Published on January 22, 2008
Hebrew Religion and Ethics: Hebrew Religion and Ethics 1. Historic Language: 1. Historic Language Hebrew Hebrew Bible, Babylonian Talmud (parts in Aramaic) Language of Jewish religious instruction in medieval period Revived in 19th by immigrants to Palestine Official language of modern state of Israel (1948-) 2. Sense of History: 2. Sense of History Hebrew Bible composed of Torah (5 books of Moses), historical works such as Judges and Chronicles; Prophets; and Psalms.

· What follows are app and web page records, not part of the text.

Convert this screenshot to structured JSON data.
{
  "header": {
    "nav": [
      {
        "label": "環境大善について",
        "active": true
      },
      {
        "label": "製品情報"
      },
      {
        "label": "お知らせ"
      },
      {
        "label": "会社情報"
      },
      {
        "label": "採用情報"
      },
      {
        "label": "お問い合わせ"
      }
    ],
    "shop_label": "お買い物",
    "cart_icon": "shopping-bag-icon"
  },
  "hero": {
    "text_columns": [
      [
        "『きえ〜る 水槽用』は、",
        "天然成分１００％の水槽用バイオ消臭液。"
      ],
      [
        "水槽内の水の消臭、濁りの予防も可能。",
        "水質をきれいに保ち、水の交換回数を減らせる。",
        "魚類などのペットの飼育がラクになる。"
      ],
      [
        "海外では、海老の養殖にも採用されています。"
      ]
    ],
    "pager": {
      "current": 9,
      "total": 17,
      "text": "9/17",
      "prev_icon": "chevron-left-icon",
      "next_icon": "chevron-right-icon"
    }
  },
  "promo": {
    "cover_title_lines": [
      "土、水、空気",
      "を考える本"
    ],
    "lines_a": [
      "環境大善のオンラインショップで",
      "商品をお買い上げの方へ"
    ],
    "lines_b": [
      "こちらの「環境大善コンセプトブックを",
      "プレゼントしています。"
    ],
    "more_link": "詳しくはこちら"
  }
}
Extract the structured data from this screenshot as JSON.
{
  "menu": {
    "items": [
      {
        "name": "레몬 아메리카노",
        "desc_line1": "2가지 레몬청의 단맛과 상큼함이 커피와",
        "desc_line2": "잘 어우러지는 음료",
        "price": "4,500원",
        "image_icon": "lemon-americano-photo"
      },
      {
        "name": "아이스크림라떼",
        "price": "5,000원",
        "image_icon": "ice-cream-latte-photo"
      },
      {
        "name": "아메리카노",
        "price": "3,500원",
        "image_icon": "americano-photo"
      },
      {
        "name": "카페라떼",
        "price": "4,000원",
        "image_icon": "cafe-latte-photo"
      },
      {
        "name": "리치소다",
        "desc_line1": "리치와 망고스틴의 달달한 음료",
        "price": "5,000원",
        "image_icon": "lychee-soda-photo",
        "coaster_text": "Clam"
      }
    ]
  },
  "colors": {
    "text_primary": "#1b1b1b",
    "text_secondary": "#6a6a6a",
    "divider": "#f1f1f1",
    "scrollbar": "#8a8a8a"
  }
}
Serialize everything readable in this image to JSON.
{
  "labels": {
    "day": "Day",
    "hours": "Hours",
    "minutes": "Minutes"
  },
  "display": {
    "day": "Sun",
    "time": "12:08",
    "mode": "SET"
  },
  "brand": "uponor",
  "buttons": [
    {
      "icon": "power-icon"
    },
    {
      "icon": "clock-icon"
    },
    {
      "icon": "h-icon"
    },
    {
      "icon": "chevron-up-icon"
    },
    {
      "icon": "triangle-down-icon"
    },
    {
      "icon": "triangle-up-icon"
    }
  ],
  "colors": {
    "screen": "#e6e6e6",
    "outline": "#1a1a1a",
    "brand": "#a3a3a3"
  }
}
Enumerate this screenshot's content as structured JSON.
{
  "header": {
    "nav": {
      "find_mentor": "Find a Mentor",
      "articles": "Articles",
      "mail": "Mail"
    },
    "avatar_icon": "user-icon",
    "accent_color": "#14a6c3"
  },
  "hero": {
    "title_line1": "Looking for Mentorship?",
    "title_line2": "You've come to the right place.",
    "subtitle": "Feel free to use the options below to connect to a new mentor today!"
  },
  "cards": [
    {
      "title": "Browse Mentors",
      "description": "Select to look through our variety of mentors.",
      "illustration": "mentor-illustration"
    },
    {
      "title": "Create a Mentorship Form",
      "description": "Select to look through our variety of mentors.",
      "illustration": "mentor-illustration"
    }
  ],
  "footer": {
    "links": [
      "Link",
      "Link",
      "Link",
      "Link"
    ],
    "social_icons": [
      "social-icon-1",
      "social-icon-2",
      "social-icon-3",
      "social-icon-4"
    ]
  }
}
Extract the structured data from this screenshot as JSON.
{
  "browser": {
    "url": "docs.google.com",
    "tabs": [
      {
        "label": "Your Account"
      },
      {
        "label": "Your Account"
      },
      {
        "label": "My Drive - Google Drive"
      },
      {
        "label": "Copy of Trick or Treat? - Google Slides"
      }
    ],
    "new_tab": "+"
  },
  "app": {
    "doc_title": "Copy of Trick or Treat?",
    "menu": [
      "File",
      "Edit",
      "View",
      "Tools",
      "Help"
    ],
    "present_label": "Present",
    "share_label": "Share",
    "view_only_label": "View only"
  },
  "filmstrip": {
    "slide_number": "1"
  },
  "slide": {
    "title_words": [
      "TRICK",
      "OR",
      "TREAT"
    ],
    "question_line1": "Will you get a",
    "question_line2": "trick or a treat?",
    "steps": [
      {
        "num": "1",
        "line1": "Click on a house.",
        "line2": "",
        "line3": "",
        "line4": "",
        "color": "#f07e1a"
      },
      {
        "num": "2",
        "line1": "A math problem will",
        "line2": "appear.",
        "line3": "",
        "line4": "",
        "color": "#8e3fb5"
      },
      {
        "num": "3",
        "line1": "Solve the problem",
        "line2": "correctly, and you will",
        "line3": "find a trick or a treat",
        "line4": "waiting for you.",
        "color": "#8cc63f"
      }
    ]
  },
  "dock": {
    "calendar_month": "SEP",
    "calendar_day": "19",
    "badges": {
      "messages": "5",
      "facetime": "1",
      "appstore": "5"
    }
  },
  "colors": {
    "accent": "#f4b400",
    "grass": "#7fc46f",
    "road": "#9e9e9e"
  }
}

Some biblical books discussing specific events in parenthesis below Other historical works: Books of Maccabees, book of Esther, Josephus Hebrew arrival in Canaan, ca. 1200 BCE (Book of Joshua) King Saul (Judges, 1 Samuel) Kin David subdued Philistines ca 1000 BCE, ruled to 962 BCE (2 Samuel, I Kings, I Chronicles) King Solomon 962-922 BCE, built Temple to contain Ark of Covenant Northern kingdom of Israel, Southern kingdom of Judah (I Kings) &27-722 BCE Babylonians destroyed Jerusalem and Temple, deported Jewish people of Judea to Babylon (II Chronicles) Late 7th, early 6th c. BCE Prophets Nahum, Zephaniah, Habbakuk, Jeremiah, Ezekiel and Sage Daniel 538 BCE When Babylon under Persian Cyrus, some Jews return to Judah (Second Isaiah) Persian, then Greek, then Roman domination of Judah 515 BCE Completion of Second Temple 458 BCE Scribe Ezra compiles parts of Torah 333 BCE Alexander conquers Judaea Sense of History, cont.: Sense of History, cont. Diaspora: Spread of Jews to Egypt, North Afirica, Arbanian peninsula, Asia Minor, and some to Europe 2nd c. BCE Translation of Hebrew Bible into Greek: the Septuagint Maccabees (Celebration of cleaning the Temple in holiday of Hanukkah) (Books of the Maccabees) Jewish High Priests in Judah come under political dominion of Romans 63 BCE Roman control of Judaea, called by Romans province of “Palestine” Diaspora: Spread of Jews to European cities: Athens, Corinth, Rome, Milan, Cordoba, Marseilles, Lyons, Cologne Roman Converts to Judaism (Philo of Alexandria’s philosophy known in Greek-speaking areas of Roman Empire) 70 C C.E. Destruction of Second temple. 73 CE Masada 3. Beliefs: 3. Beliefs God: One despite different peoples’ different names for God Creator of world, plants, animals, humans Not bodily Providential history Divine Covenant with Hebrew people First Century CE Sadducees-value rituals in Temple & written Torah Pharisees, value oral tradition, develop worship in synagogues, talked of afterlife as resurrection of body, talk of future leader to bring divine justice on earth (a messiah). Sadducees and high priests disappeared rabbis, read and commented on Torah, continued work f Pharisees. Rabbis discuss list of 36 books of canonic Hebrew Bible (Torah, Prophets and other works, wisdom Literature) Essenes, ascetic sects of Jews living in isolate communities. Left Records in Dead Sea Scrolls (sections of Hebrew Bible found in 1947) 4. Mitzvahs: 4. Mitzvahs Ethical Life—Ten Commandments primary Laws as commandments of God Religious Observance - Sabbath as oldest most sacred holiday (7th day of creation, 7 day week with 1 day of rest) Yom Kippur (Day of Atonement in Leviticus XV), Rosh Hashanah (Start calendar year) 3 Agricultural Harvest Festivals: Passover (Exodus from Egypt) Shavuot (Ten Commandments on Mt. Sinai), Succot (Leviticus, Lived in huts during wandering after exodus) ca. 500 C.E. Babylonian Talmud gave rabbinical discussion on ethics and religious observance. Law (halachah) and Folklore (agadah) In the medieval period, the Babylonian Talmud was authoritative for individual rabbi’s interpretation of law and custom in scattered Jewish communities. It gave guidance for living as Jews in states dominated by other religions. Both the Hellenistic philosophers and the rabbis of the Talmud tried to provide answers to the question of how to live well within a world ruled by others. The Babylonian Talmud, trans. in English with Index, in Occidental College Library.